The Master and Margarita – Mikhail Bulgakov (Book Review)


A few people have claimed this book as their favourite from the 20th century, such as Daniel Radcliffe and Steven Fry, which is quite the claim considering the books I have read from then. I thought it worth a go, being a Russian author and all…

In the 1930’s, Satan, under the guise of a magician, walks the streets of Moscow with his three pals: Azzezelo, Koroviev, and Behemoth – the talking cat. Observing the Russian people, and causing a lot of trouble for the aristocracy, the Devil and his friends settle into Flat 50.

Meanwhile, an author of a book about the life of Pontius Pilate, calling himself the Master, is in a mental asylum, longing for his married mistress, Margarita; who herself longs to leave her husband she regards as boring, for the author of what she considers a masterpiece.

And throughout this is the story of Pontius Pilate on the days surrounding the crucifixion, his dealings with Jesus (Yeshua), Judas, Matthew, and his mysterious head bodyguard. All the while detesting the city of Jerusalem, and seeking the sleep which evades him.

At first I was hesitant to read the book, having heard that a fictitious version of Jesus appeared in it who, for the most part, acts a bit bewildered as to the claims against him – frankly, he’s portrayed as a simpleton – albeit still the Christ. This, with me being a Christian and the book being potentially offensive to the faith, made me cautious. There are few reasons why this may not be so though, which I address first for the sake of others in my position:

Firstly, the stories told are from the point of view of the Master, and Satan himself (who even in the novel is hardly a reliable source of truth), and are therefore fictitious even in the fiction.

Secondly, Jesus is still revealed as telling the Truth, as he is shown eternal throughout.

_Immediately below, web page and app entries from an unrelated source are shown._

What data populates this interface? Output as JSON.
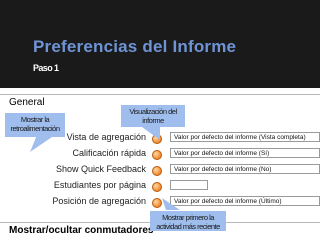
{
  "header": {
    "title": "Preferencias del Informe",
    "step": "Paso 1"
  },
  "sections": {
    "general": "General",
    "toggle": "Mostrar/ocultar conmutadores"
  },
  "rows": [
    {
      "label": "Vista de agregación",
      "value": "Valor por defecto del informe (Vista completa)"
    },
    {
      "label": "Calificación rápida",
      "value": "Valor por defecto del informe (Sí)"
    },
    {
      "label": "Show Quick Feedback",
      "value": "Valor por defecto del informe (No)"
    },
    {
      "label": "Estudiantes por página",
      "value": ""
    },
    {
      "label": "Posición de agregación",
      "value": "Valor por defecto del informe (Último)"
    }
  ],
  "callouts": {
    "feedback": "Mostrar la retroalimentación",
    "visualization": "Visualización del informe",
    "activity": "Mostrar primero la actividad más reciente"
  },
  "colors": {
    "header_bg": "#1a1a1a",
    "title": "#6f94d6",
    "callout_bg": "#9fbeed",
    "help_icon": "#f08a2c"
  }
}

And thirdly, the book has strong themes of repentance throughout, which I may touch on later.

That aside: the book was fairly good. I wouldn’t go as far as saying one of my favourites, but nonetheless recommendable. The characters are certainly unique (if not bizarre), and there were some genuinely funny moments throughout.

The descriptive prose is well done, and much of it graphic to the point of breaking through even my 21st century sensitised reactions – the descriptions of Pilates torment due to lack of sleep made me incredibly thankful that I could sleep without trouble.

The stories are much more like fairy-tales than ordinary classical fiction, and are therefore somewhat bordering magical realism(?).

Now to be annoying; the drawbacks: firstly I felt that morality was often too simplified in the novel. Though there were some moments that felt real (which I won’t share due to spoilers) often the portrayal of good and evil were far too separated, unlike the usual mix in each man.

Secondly, the portrayal of the devil was quite cartoon-y, and the ‘antics’ him and his friends got up to seemed somewhat childish. Unless this novel is viewed as a somewhat jovial book – which it certainly has elements of – this could seem quite tedious. It was also hinted at that he is somewhat in charge of the souls of the damned, which is a particular misconception that I can’t help but allow to irk me.

Thirdly, the purpose of the book, should it have been a satire of communism in Russian, was somewhat hard to grasp and hold onto, though that may be perhaps due to ignorance on my part: was the devil, who caused so much trouble for the Russian citizens, a characterised Stalin? I’m not sure.

Overall, however, it wasn’t a bad read, and I’m open for someone to point out something I missed. I’m of the school of hermeneutics that assumes that the authors intent is the true meaning, so sources from Bulgakov that I’m unaware of, perhaps…

It does leave me thinking what I would publicly put forward as my favourite book of the 20th century, however. I’d be interested to hear some people’s thoughts.